== DATASET EXTRACT ==
________

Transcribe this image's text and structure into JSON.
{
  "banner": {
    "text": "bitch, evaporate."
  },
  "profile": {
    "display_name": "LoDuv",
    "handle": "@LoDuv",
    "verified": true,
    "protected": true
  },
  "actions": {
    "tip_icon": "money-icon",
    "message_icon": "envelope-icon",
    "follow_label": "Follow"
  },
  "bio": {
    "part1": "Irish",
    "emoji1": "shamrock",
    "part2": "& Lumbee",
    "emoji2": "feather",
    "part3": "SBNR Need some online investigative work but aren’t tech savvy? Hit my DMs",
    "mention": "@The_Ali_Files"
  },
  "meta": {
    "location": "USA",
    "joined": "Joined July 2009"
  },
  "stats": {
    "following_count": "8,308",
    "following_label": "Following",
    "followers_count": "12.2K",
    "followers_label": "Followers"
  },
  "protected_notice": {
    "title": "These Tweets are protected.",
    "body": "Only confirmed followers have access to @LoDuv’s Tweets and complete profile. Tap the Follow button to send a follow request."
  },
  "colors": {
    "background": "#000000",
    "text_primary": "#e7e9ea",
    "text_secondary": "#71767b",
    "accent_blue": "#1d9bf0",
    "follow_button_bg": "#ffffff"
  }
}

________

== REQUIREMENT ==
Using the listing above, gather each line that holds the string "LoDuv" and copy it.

== RESPONSE BELOW ==
    "display_name": "LoDuv",
    "handle": "@LoDuv",
    "body": "Only confirmed followers have access to @LoDuv’s Tweets and complete profile. Tap the Follow button to send a follow request."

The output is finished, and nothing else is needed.